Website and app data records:

________________________

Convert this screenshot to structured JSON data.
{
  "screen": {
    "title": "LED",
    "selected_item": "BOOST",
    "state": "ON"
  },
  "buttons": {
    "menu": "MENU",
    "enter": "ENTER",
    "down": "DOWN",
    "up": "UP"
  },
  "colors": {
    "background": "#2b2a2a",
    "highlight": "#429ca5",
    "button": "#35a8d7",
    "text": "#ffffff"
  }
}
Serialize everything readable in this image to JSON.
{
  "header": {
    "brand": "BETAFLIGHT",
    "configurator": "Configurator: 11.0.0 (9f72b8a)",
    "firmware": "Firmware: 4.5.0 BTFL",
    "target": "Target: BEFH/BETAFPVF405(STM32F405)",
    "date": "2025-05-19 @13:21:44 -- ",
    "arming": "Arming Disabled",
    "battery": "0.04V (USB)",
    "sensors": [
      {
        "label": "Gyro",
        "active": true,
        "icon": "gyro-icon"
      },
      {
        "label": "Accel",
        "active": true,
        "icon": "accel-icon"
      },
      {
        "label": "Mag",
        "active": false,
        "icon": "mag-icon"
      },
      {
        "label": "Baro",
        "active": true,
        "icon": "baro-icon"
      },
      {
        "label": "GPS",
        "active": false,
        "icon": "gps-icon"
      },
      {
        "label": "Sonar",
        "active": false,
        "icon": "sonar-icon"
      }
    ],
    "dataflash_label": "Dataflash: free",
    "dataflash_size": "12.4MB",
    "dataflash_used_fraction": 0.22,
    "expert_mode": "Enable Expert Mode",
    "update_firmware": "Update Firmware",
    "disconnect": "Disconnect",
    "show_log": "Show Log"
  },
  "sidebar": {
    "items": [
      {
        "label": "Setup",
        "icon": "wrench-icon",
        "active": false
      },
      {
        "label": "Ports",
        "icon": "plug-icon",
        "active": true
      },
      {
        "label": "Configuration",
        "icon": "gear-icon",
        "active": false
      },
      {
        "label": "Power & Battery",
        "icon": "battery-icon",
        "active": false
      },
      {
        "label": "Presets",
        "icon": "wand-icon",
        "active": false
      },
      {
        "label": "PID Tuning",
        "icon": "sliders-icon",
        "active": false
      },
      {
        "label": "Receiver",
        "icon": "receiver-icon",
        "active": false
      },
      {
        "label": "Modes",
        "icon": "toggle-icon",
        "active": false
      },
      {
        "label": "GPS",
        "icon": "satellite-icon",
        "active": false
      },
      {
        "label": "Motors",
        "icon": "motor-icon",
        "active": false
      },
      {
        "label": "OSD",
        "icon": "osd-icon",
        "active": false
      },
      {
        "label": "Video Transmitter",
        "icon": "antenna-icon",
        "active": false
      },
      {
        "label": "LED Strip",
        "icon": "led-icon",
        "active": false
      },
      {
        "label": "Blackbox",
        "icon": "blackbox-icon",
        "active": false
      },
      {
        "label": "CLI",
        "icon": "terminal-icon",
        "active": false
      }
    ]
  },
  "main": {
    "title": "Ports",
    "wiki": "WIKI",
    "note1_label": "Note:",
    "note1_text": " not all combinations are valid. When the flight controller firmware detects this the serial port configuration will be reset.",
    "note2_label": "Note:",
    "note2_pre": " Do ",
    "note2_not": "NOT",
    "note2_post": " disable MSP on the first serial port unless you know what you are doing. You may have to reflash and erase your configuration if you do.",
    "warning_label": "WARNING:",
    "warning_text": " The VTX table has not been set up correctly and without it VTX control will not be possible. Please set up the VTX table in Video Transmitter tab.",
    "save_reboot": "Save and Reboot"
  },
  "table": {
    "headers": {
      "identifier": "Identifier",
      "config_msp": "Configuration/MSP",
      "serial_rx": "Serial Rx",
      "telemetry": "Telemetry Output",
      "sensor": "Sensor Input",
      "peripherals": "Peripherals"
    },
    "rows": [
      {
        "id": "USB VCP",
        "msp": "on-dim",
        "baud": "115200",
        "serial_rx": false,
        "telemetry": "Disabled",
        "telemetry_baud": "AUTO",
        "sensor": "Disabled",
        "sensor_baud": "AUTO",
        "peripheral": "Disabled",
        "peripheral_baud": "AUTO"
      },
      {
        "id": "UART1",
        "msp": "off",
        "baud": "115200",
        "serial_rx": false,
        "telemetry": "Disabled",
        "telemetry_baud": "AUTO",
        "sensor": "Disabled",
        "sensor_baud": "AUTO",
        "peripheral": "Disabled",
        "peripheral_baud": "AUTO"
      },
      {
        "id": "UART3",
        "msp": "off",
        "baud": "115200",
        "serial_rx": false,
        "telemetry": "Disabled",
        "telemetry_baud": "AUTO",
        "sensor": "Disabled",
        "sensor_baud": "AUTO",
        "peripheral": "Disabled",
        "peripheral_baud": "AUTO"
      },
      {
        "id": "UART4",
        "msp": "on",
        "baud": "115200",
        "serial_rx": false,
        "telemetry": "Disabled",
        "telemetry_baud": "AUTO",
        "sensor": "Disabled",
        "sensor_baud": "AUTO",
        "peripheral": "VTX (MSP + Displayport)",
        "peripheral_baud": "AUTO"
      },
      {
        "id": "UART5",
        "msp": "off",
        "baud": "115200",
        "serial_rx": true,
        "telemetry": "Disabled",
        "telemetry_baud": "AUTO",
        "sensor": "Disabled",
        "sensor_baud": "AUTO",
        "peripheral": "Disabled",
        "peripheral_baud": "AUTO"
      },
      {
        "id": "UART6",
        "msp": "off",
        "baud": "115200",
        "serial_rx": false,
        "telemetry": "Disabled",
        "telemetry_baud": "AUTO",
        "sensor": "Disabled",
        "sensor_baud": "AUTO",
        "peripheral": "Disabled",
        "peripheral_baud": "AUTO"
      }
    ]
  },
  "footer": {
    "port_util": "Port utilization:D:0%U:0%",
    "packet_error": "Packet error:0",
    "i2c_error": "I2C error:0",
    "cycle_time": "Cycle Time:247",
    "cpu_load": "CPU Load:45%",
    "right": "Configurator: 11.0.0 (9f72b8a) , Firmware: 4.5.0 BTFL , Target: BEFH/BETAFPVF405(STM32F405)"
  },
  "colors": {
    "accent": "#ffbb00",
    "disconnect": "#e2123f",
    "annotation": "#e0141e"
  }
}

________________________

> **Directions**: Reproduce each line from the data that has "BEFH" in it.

> **Answer to the problem**:
    "target": "Target: BEFH/BETAFPVF405(STM32F405)",
    "right": "Configurator: 11.0.0 (9f72b8a) , Firmware: 4.5.0 BTFL , Target: BEFH/BETAFPVF405(STM32F405)"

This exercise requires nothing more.